Payments come in all shapes and sizes. But it doesn’t matter what the format is, it’s important you chase up what is rightfully yours, even if it is ‘just’ a prize.
I’ve finally received my prize for a submission I made to a gardening magazine, which was selected as the Star Letter in their January issue, published at the beginning of December. A neighbour had spotted a sunflower growing out of a branch of a tree. While it wasn’t the World’s tallest sunflower, the branch was certainly giving it an altitude boost.
So I snapped a photo, wrote a 54-word letter and submitted it. I was delighted when they published it as the Star letter, not just because of the prize, but because it meant I had another published photo to add to my DACS claim. My prize turned out to be an RSPB Premium Bird Feeding Station with additional bird feeders and bird food – worth £65. So £65 for 54 words and a photo was not to be sniffed at.
However, I had not received anything by the end of January (and remember, the magazine was published in early December, so we were only a week or so away from the March issue hitting the shops at the beginning of February). I got in touch. My first attempt didn’t result in a resolution, so two weeks later, I got in touch again. Success! I took delivery of my bird feeder last week.
My experiences with letter prizes is varied, but having to chase is not an uncommon one (six months is the longest it took me to get my prize). However, rarely is it the magazine’s fault. Magazines don’t pay for the prizes: they’re promotional tools, used by companies to get a bit of publicity. The magazine simply determines who should be the lucky recipient, and then they pass on the details of the lucky reader to the company offering the prize to sort out.
Here’s what to do when you spot you’re a Star Letter winner:
- Firstly, some companies are so on the ball you might receive your prize before the letter has appeared in the magazine. Always nice, but if you suddenly get a surprise package arrive one day, and don’t know what it’s for, think about any letters you may have submitted to magazines. (Not every prize comes with any correspondence included, so you may not realise it’s a star prize!)
- Check the issue date your letter appears in, and when it comes out. Some prizes arrive at the end of the month of the publication date. (My letter was published in the January issue, which was on sale near the beginning of December. So I didn’t start chasing until the end of January.)
- Don’t get angry at the delay. As I’ve mentioned earlier, it may not be the magazine’s fault, and you’ll need their help to resolve the issue. If the magazine has passed your details onto the PR company, it’s that company’s responsibility to get the prize to you.
- Contact the magazine (by phone or email) and explain that you’re still waiting. Either use the same email address you used to submit your letter, or look for an editorial or office assistant contact in the flannel panel (the section of the magazine listing its contacts).
- Explain which issue your letter was used as the star letter, and also state what your prize is. Prizes can vary from issue to issue, depending upon who’s supplying them, so the magazine may need to know the prize in order to determine which PR company to chase on your behalf.

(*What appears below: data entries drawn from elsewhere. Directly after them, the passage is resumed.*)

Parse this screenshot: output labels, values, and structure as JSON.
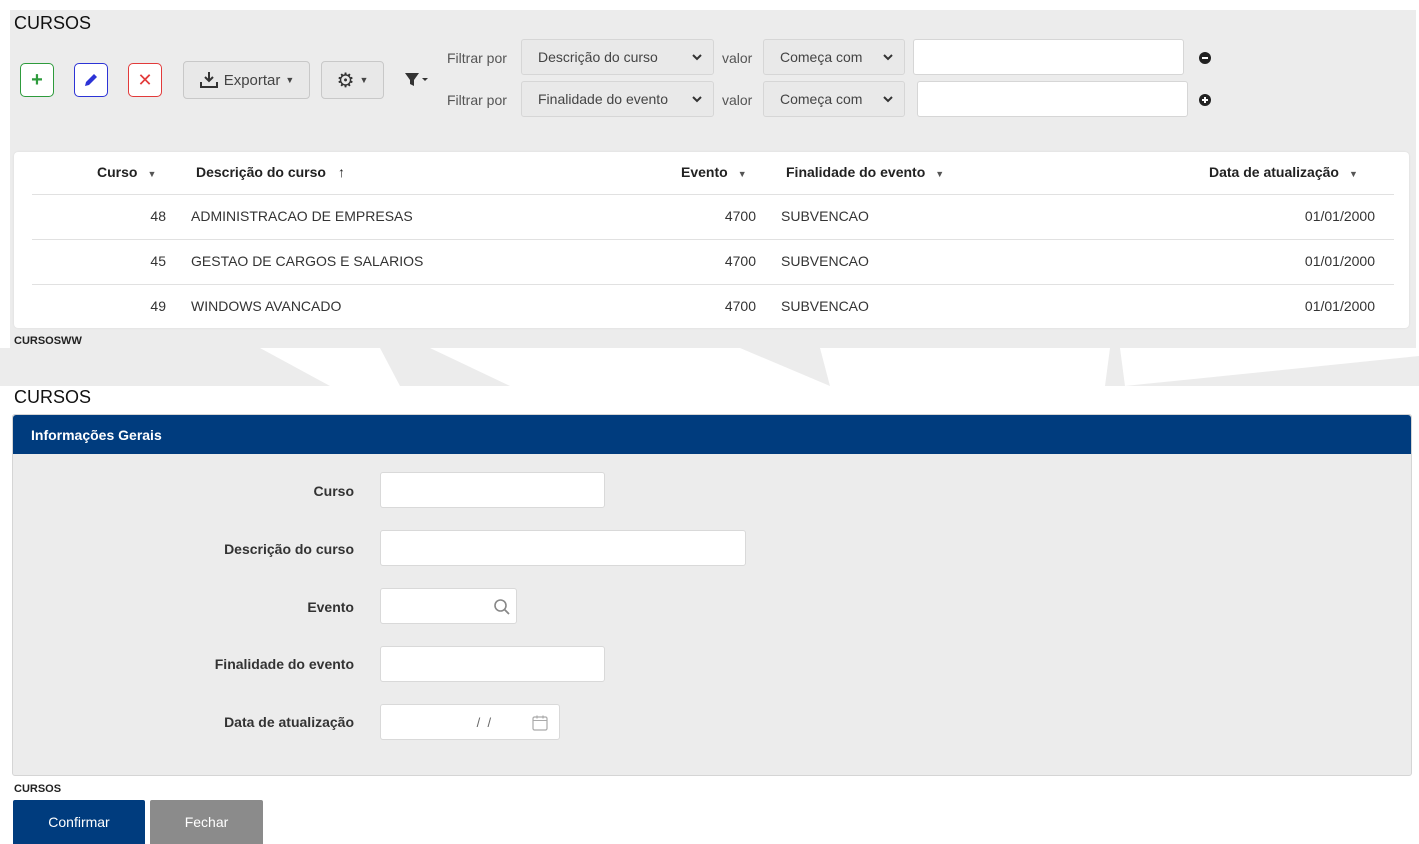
{
  "list_section": {
    "title": "CURSOS",
    "toolbar": {
      "export_label": "Exportar"
    },
    "filters": [
      {
        "label": "Filtrar por",
        "field": "Descrição do curso",
        "value_label": "valor",
        "operator": "Começa com",
        "value": "",
        "action": "remove"
      },
      {
        "label": "Filtrar por",
        "field": "Finalidade do evento",
        "value_label": "valor",
        "operator": "Começa com",
        "value": "",
        "action": "add"
      }
    ],
    "table": {
      "columns": [
        "Curso",
        "Descrição do curso",
        "Evento",
        "Finalidade do evento",
        "Data de atualização"
      ],
      "rows": [
        [
          "48",
          "ADMINISTRACAO DE EMPRESAS",
          "4700",
          "SUBVENCAO",
          "01/01/2000"
        ],
        [
          "45",
          "GESTAO DE CARGOS E SALARIOS",
          "4700",
          "SUBVENCAO",
          "01/01/2000"
        ],
        [
          "49",
          "WINDOWS AVANCADO",
          "4700",
          "SUBVENCAO",
          "01/01/2000"
        ]
      ]
    },
    "footer_code": "CURSOSWW"
  },
  "form_section": {
    "title": "CURSOS",
    "panel_header": "Informações Gerais",
    "fields": [
      {
        "label": "Curso",
        "value": ""
      },
      {
        "label": "Descrição do curso",
        "value": ""
      },
      {
        "label": "Evento",
        "value": ""
      },
      {
        "label": "Finalidade do evento",
        "value": ""
      },
      {
        "label": "Data de atualização",
        "value": " /  /"
      }
    ],
    "footer_code": "CURSOS",
    "buttons": {
      "confirm": "Confirmar",
      "close": "Fechar"
    }
  },
  "colors": {
    "primary": "#003c7e",
    "secondary_button": "#8b8b8b",
    "add": "#2e9b3c",
    "edit": "#2c33d6",
    "delete": "#e23a3a",
    "panel_bg": "#ececec"
  }
}
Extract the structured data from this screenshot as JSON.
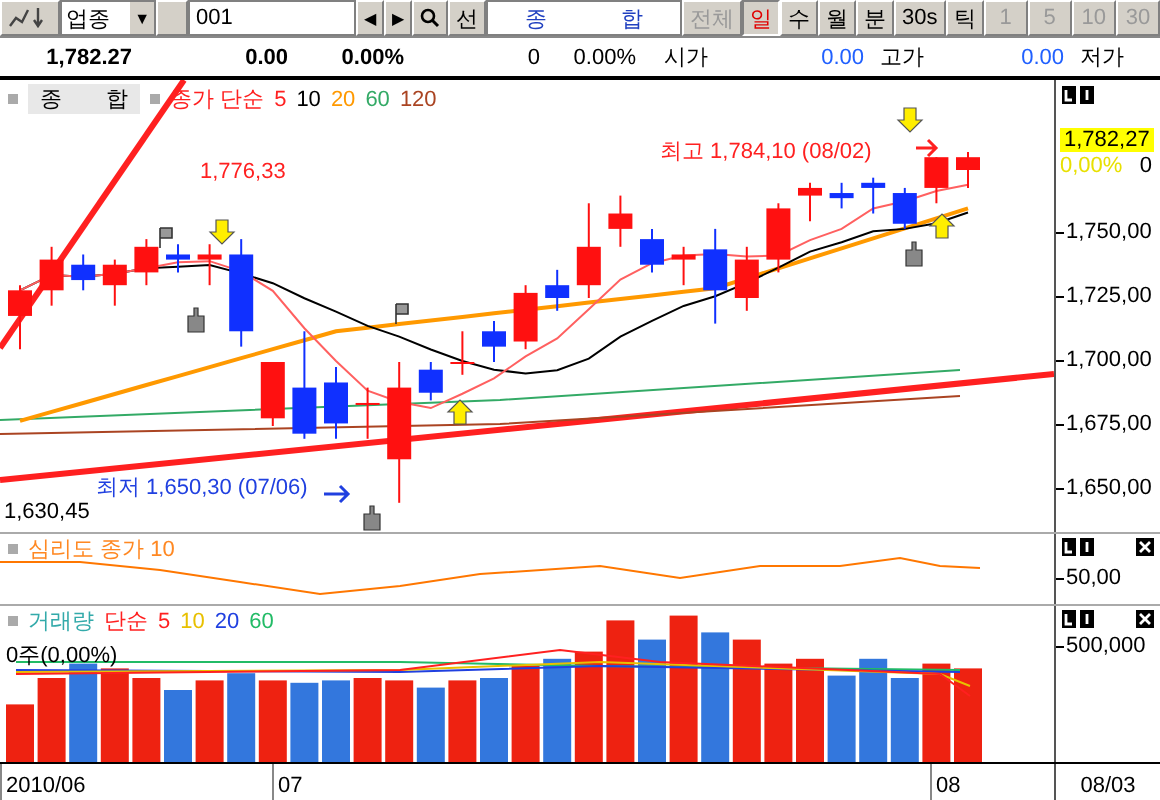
{
  "toolbar": {
    "market_dropdown": "업종",
    "dropdown_arrow": "▼",
    "code_input": "001",
    "prev_button": "◀",
    "next_button": "▶",
    "line_button": "선",
    "index_name": {
      "first": "종",
      "second": "합"
    },
    "periods": [
      {
        "label": "전체",
        "selected": false,
        "disabled": true
      },
      {
        "label": "일",
        "selected": true,
        "disabled": false
      },
      {
        "label": "수",
        "selected": false,
        "disabled": false
      },
      {
        "label": "월",
        "selected": false,
        "disabled": false
      },
      {
        "label": "분",
        "selected": false,
        "disabled": false
      },
      {
        "label": "30s",
        "selected": false,
        "disabled": false
      },
      {
        "label": "틱",
        "selected": false,
        "disabled": false
      }
    ],
    "intervals": [
      {
        "label": "1",
        "disabled": true
      },
      {
        "label": "5",
        "disabled": true
      },
      {
        "label": "10",
        "disabled": true
      },
      {
        "label": "30",
        "disabled": true
      }
    ]
  },
  "quote": {
    "price": "1,782.27",
    "change": "0.00",
    "change_rate": "0.00%",
    "volume": "0",
    "volume_rate": "0.00%",
    "open_label": "시가",
    "open": "0.00",
    "high_label": "고가",
    "high": "0.00",
    "low_label": "저가"
  },
  "price_chart": {
    "name_first": "종",
    "name_second": "합",
    "indicator": "종가 단순",
    "ma_periods": [
      {
        "label": "5",
        "color": "#ff2020"
      },
      {
        "label": "10",
        "color": "#000000"
      },
      {
        "label": "20",
        "color": "#ff9900"
      },
      {
        "label": "60",
        "color": "#33aa66"
      },
      {
        "label": "120",
        "color": "#aa4422"
      }
    ],
    "annotations": [
      {
        "text": "1,776,33",
        "color": "#ff2020"
      },
      {
        "text": "최고 1,784,10 (08/02)",
        "color": "#ff2020"
      },
      {
        "text": "최저 1,650,30 (07/06)",
        "color": "#2040e0"
      },
      {
        "text": "1,630,45",
        "color": "#000000"
      }
    ],
    "current_price": "1,782,27",
    "current_rate": "0,00%",
    "current_change": "0",
    "axis_labels": [
      "1,750,00",
      "1,725,00",
      "1,700,00",
      "1,675,00",
      "1,650,00"
    ]
  },
  "psychology_panel": {
    "title": "심리도 종가 10",
    "axis_label": "50,00"
  },
  "volume_panel": {
    "title": "거래량",
    "indicator": "단순",
    "ma_periods": [
      {
        "label": "5",
        "color": "#ff2020"
      },
      {
        "label": "10",
        "color": "#e8c000"
      },
      {
        "label": "20",
        "color": "#2040e0"
      },
      {
        "label": "60",
        "color": "#22bb66"
      }
    ],
    "summary": "0주(0,00%)",
    "axis_label": "500,000"
  },
  "date_axis": {
    "labels": [
      "2010/06",
      "07",
      "08"
    ],
    "cursor_date": "08/03"
  }
}
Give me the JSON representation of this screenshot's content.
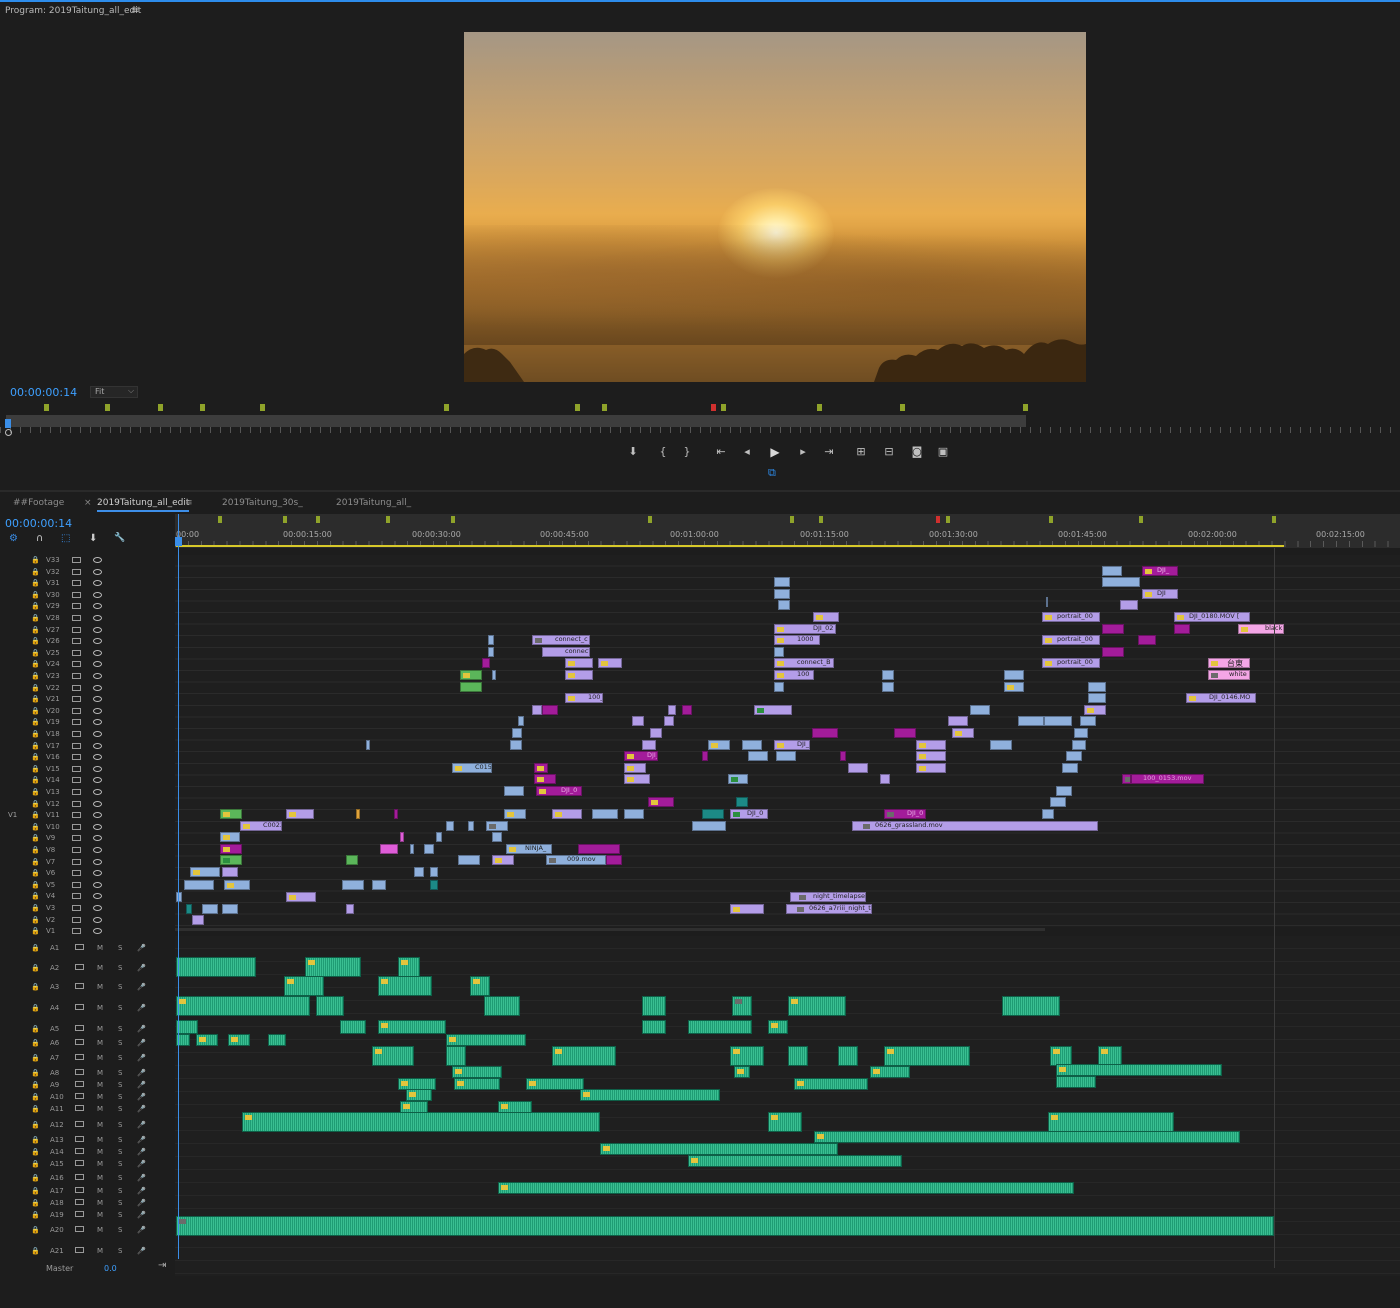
{
  "program": {
    "title": "Program: 2019Taitung_all_edit",
    "menu_icon": "≡",
    "timecode": "00:00:00:14",
    "zoom": "Fit",
    "chevron": "⌵",
    "settings_icon": "⧉"
  },
  "transport": {
    "marker": "⬇",
    "mark_in": "{",
    "mark_out": "}",
    "go_to_in": "⇤",
    "step_back": "◂",
    "play": "▶",
    "step_forward": "▸",
    "go_to_out": "⇥",
    "insert": "⊞",
    "overwrite": "⊟",
    "export_frame": "◙",
    "compare": "▣"
  },
  "tabs": [
    {
      "label": "##Footage",
      "active": false
    },
    {
      "label": "2019Taitung_all_edit",
      "active": true,
      "close": "×",
      "menu": "≡"
    },
    {
      "label": "2019Taitung_30s_",
      "active": false
    },
    {
      "label": "2019Taitung_all_",
      "active": false
    }
  ],
  "timeline": {
    "timecode": "00:00:00:14",
    "ruler_labels": [
      "00:00",
      "00:00:15:00",
      "00:00:30:00",
      "00:00:45:00",
      "00:01:00:00",
      "00:01:15:00",
      "00:01:30:00",
      "00:01:45:00",
      "00:02:00:00",
      "00:02:15:00"
    ],
    "tools": [
      "⚙",
      "∩",
      "⬚",
      "⬇",
      "🔧"
    ],
    "v1_source": "V1",
    "master_label": "Master",
    "master_value": "0.0",
    "master_end_icon": "⇥"
  },
  "video_tracks": [
    "V33",
    "V32",
    "V31",
    "V30",
    "V29",
    "V28",
    "V27",
    "V26",
    "V25",
    "V24",
    "V23",
    "V22",
    "V21",
    "V20",
    "V19",
    "V18",
    "V17",
    "V16",
    "V15",
    "V14",
    "V13",
    "V12",
    "V11",
    "V10",
    "V9",
    "V8",
    "V7",
    "V6",
    "V5",
    "V4",
    "V3",
    "V2",
    "V1"
  ],
  "audio_tracks": [
    "A1",
    "A2",
    "A3",
    "A4",
    "A5",
    "A6",
    "A7",
    "A8",
    "A9",
    "A10",
    "A11",
    "A12",
    "A13",
    "A14",
    "A15",
    "A16",
    "A17",
    "A18",
    "A19",
    "A20",
    "A21"
  ],
  "audio_labels": {
    "mute": "M",
    "solo": "S",
    "lock": "🔒",
    "mic": "🎤"
  },
  "clip_names": {
    "c1": "connect_c",
    "c2": "connect",
    "c3": "100_",
    "c4": "C015",
    "c5": "C0022",
    "c6": "NINJA_",
    "c7": "009.mov",
    "c8": "DJI_02",
    "c9": "1000",
    "c10": "connect_B",
    "c11": "100",
    "c12": "DJI_",
    "c13": "night_timelapse",
    "c14": "0626_a7riii_night_ti",
    "c15": "0626_grassland.mov",
    "c16": "DJI_0",
    "c17": "portrait_00",
    "c18": "portrait_00",
    "c19": "portrait_00",
    "c20": "DJI",
    "c21": "DJI",
    "c22": "DJI_0180.MOV [",
    "c23": "black",
    "c24": "台東",
    "c25": "white",
    "c26": "DJI_0146.MO",
    "c27": "100_0153.mov",
    "c28": "DJI_",
    "c29": "DJI_0",
    "c30": "DJI_0"
  }
}
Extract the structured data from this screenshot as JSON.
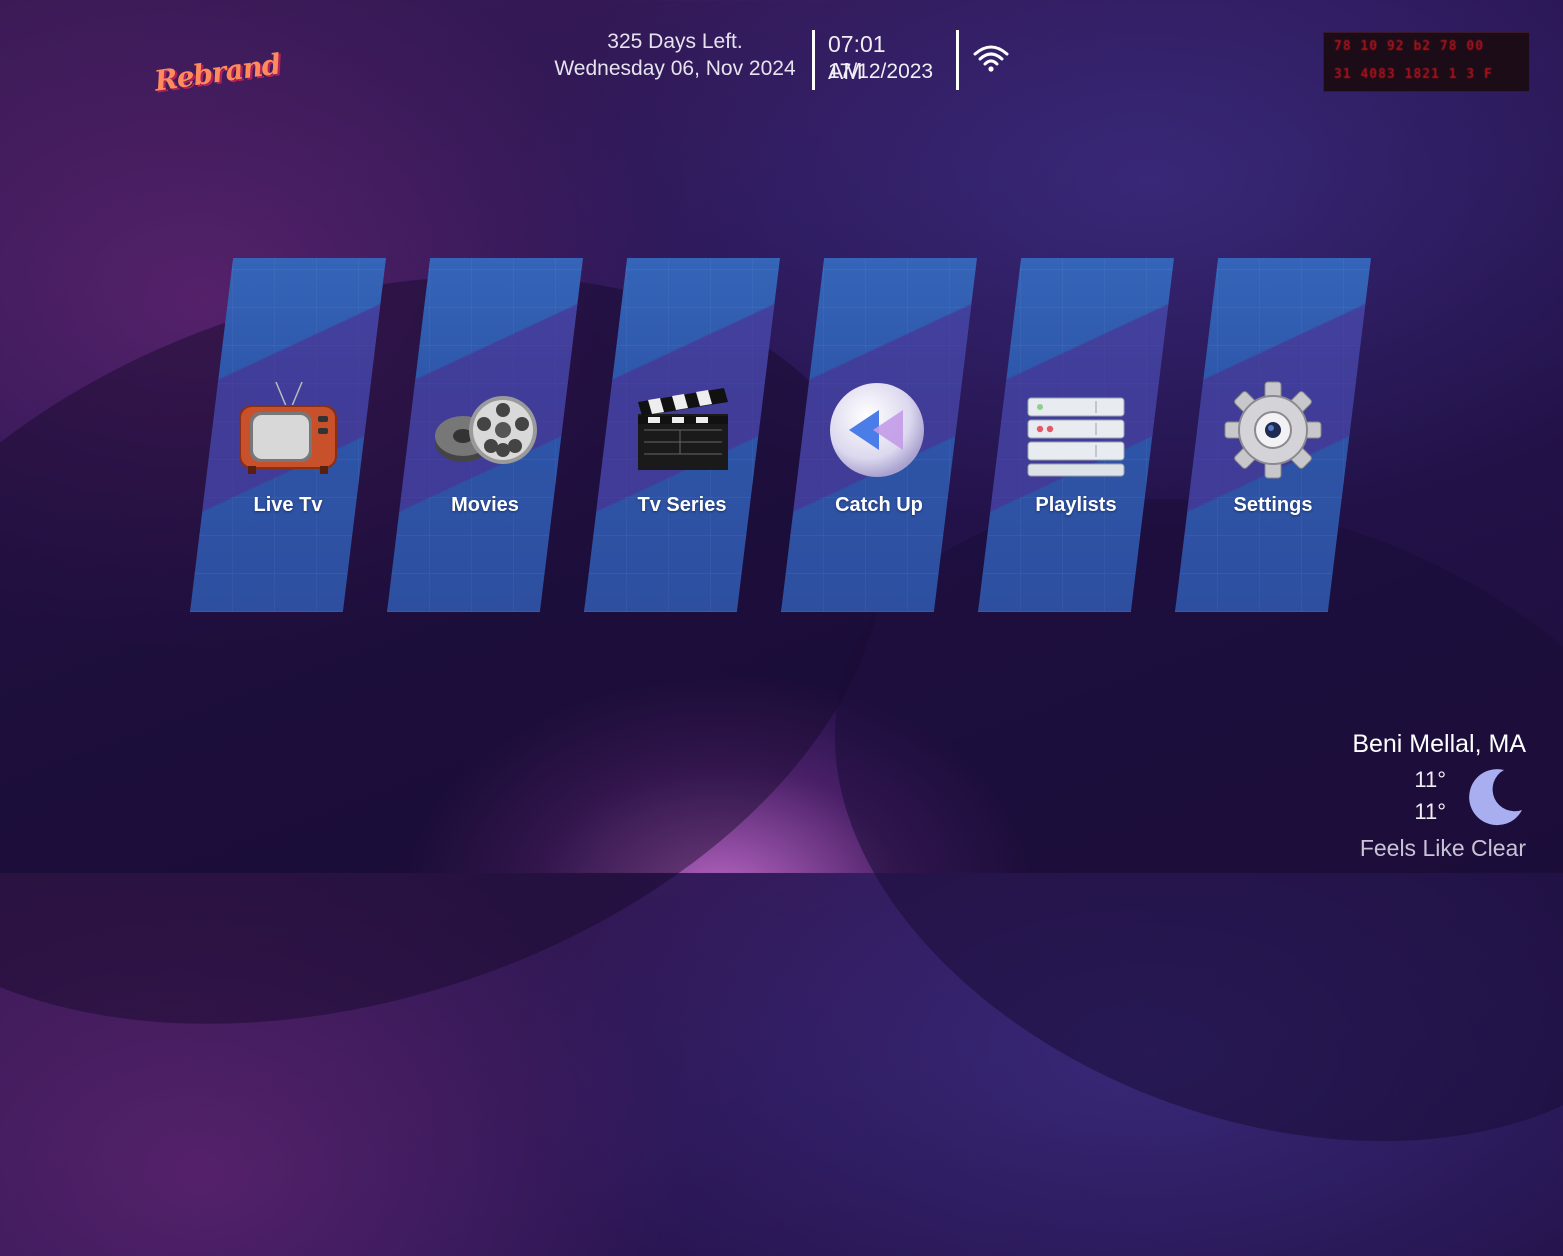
{
  "header": {
    "logo_text": "Rebrand",
    "days_left": "325 Days Left.",
    "expiry_date": "Wednesday 06, Nov 2024",
    "time": "07:01 AM",
    "date": "17/12/2023",
    "device_line1": "78 10 92 b2 78 00",
    "device_line2": "31 4083 1821 1 3 F"
  },
  "menu": {
    "items": [
      {
        "label": "Live Tv",
        "icon": "tv-icon"
      },
      {
        "label": "Movies",
        "icon": "film-reels-icon"
      },
      {
        "label": "Tv Series",
        "icon": "clapperboard-icon"
      },
      {
        "label": "Catch Up",
        "icon": "rewind-icon"
      },
      {
        "label": "Playlists",
        "icon": "server-stack-icon"
      },
      {
        "label": "Settings",
        "icon": "gear-icon"
      }
    ]
  },
  "weather": {
    "city": "Beni Mellal, MA",
    "temp_high": "11°",
    "temp_low": "11°",
    "condition": "Feels Like Clear",
    "icon": "moon-icon"
  },
  "colors": {
    "tile_blue": "#3565b8",
    "background": "#2a1654",
    "device_text": "#b0131a"
  }
}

- Repeat your address, when you get in touch. (Actually, did you give them your address in the first place? With most letters now submitted by email, it’s easy to forget to add this information to your email.)
- Leave it a couple of weeks before you chase again. If you’ve spoken to someone on the phone they may give you an idea as to when you’ll receive something. If you chase by email then just bear in mind that editorial staff are allowed holidays, are sometimes off work sick and, let’s be honest, put your query at the back of the to-do pile because their priority for the next few days is getting the next issue put to bed.
- Thank everyone when the situation is resolved.
In my experience, I’ve never had to chase more than twice. (Magazines don’t like unhappy readers!) But it’s important that you do chase, because you’re entitled to what is rightfully yours.
The birds in my garden are pleased I did!